China shares jumped amid a broader rally in New York on Wednesday. Among the gainers were

Sina

(SINA) - Get Report

, up 4.5% to $24.05, and

Sohu

(SOHU) - Get Report

, up 3.3% to $25.66.

After a long stretch of trading days that ranged from wishy-washy to painful, it was a welcome day of unequivocal green.

Besides suffering from the global equities sell-off of the past six weeks, many tech stocks in China have lately lagged as the market broods over

rumored regulatory changes in the wireless value added services (WVAS) arena.

But staking out a contrarian position, Susquehanna analyst Ming Zhao argues investors may have gotten too bearish. Take Sina, which has lost 18% since hitting a year-to-date peak May 4. Zhao says WVAS concerns are likely overstated, since Sina is primarily a play on the strength of online ads. Ads will account for an estimated 81% of the company's profits in 2007, with WVAS kicking in a mere 9% of the bottom line.

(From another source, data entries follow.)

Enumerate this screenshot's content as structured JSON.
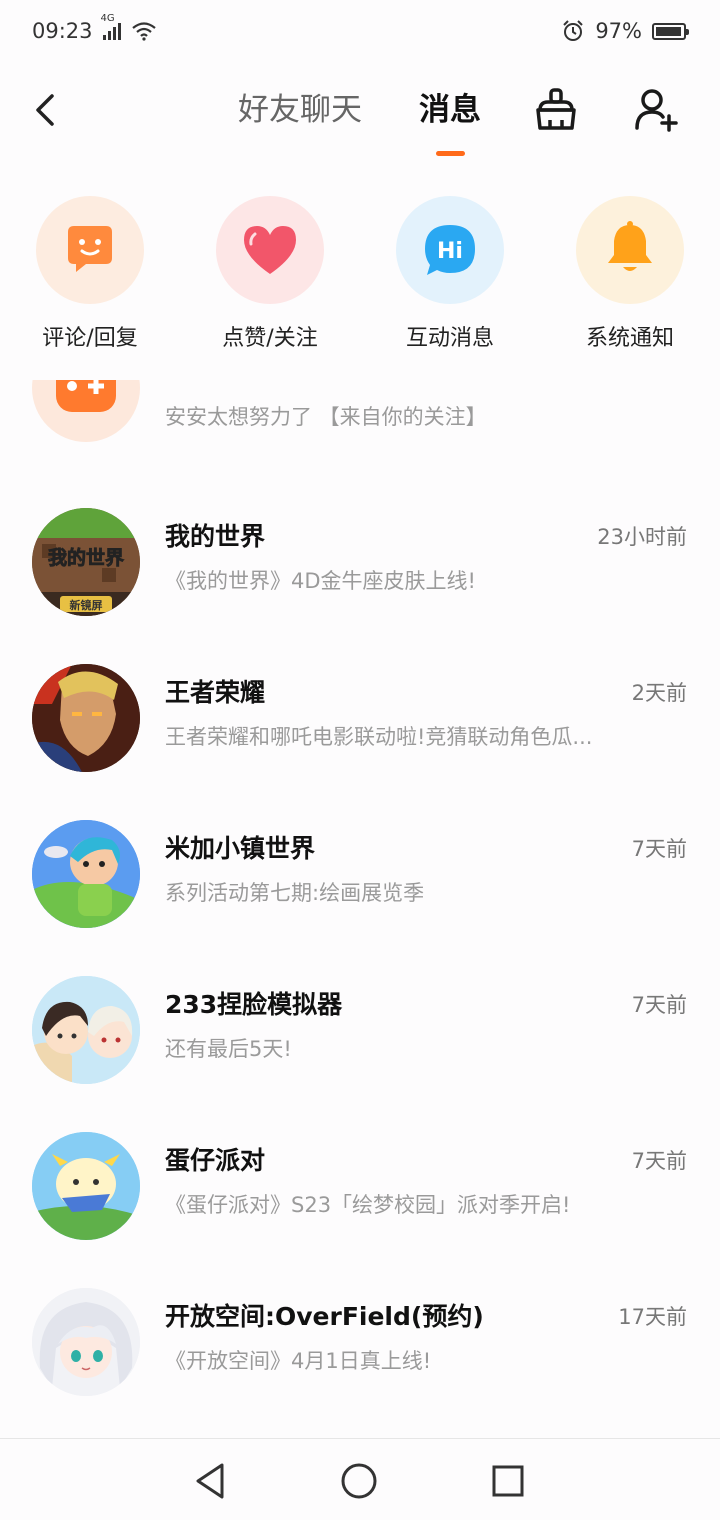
{
  "status_bar": {
    "time": "09:23",
    "network": "4G",
    "battery": "97%"
  },
  "header": {
    "tab_friends": "好友聊天",
    "tab_messages": "消息"
  },
  "categories": [
    {
      "label": "评论/回复",
      "icon": "smile-chat-icon",
      "color": "#ff8a3d",
      "bg": "#fdece0"
    },
    {
      "label": "点赞/关注",
      "icon": "heart-icon",
      "color": "#f2566a",
      "bg": "#fde6e6"
    },
    {
      "label": "互动消息",
      "icon": "hi-bubble-icon",
      "color": "#2aa8f2",
      "bg": "#e3f2fc"
    },
    {
      "label": "系统通知",
      "icon": "bell-icon",
      "color": "#ffa21a",
      "bg": "#fdf1dc"
    }
  ],
  "messages": [
    {
      "title": "",
      "time": "",
      "subtitle": "安安太想努力了 【来自你的关注】"
    },
    {
      "title": "我的世界",
      "time": "23小时前",
      "subtitle": "《我的世界》4D金牛座皮肤上线!",
      "avatar_text": "我的世界",
      "avatar_badge": "新镜屏"
    },
    {
      "title": "王者荣耀",
      "time": "2天前",
      "subtitle": "王者荣耀和哪吒电影联动啦!竞猜联动角色瓜..."
    },
    {
      "title": "米加小镇世界",
      "time": "7天前",
      "subtitle": "系列活动第七期:绘画展览季"
    },
    {
      "title": "233捏脸模拟器",
      "time": "7天前",
      "subtitle": "还有最后5天!"
    },
    {
      "title": "蛋仔派对",
      "time": "7天前",
      "subtitle": "《蛋仔派对》S23「绘梦校园」派对季开启!"
    },
    {
      "title": "开放空间:OverField(预约)",
      "time": "17天前",
      "subtitle": "《开放空间》4月1日真上线!"
    }
  ]
}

Moreover, channel checks suggest Sina and Sohu are both likely to see strong ads growth in the second quarter, Zhao adds. Over the long term, online ads are likely to continue taking share from traditional media and should benefit as the 2008 Beijing Olympics boost advertising in China.

The gloomy buzz on WVAS is "insignificant for Sina," Zhao concludes, and investors should consider accumulating shares while the stock's in the doldrums.

Meanwhile, some market watchers believe recent dealmaking in the Chinese airline industry could boost shares of the weaker state-run carriers, which may now be forced to seek outside investors.

Two weeks ago, when highly regarded Hong Kong carrier Cathay Pacific clinched a $1 billion deal to take full control of Hong Kong Dragon Airlines, it also strengthened its relationship with state-run carrier Air China.

As part of the deal, mainland carrier Air China took a 17.5% stake in Cathay and Cathay increased its 10% stake in Air China to 20%.

While the deal should benefit Air China, it leaves China's two other state-run carriers, both loss-making, looking a bit adrift.

But on Thursday, Morgan Stanley upgraded its rating on China Eastern Airlines to an equal weight from an underweight, saying the carrier could be an "attractive stake for foreign airlines looking for access to China's booming aviation market." China Eastern, whose base in the business hub of Shanghai, would likely enhance its appeal, has reportedly been in talks with Singapore Airlines.

Since January 2005, CEA's shares have declined 37% due to higher jet fuel prices and competition.

Lim also upgraded China Southern Airlines to equal weight from underweight, citing valuation. CSA shares have lost nearly a quarter of their value year to do, and he reckons the stock is now fairly valued. However, he said it's less likely to attract an outside investment than China Eastern.

Indeed, China Southern is in the red partly because its state-owned parent company lost money in the stock market, according to local analysts quoted in Chinese economic magazine

Caijing. Caijing

also said two China Southern executives are awaiting prosecution on charges of illegally using corporate funds to make investments.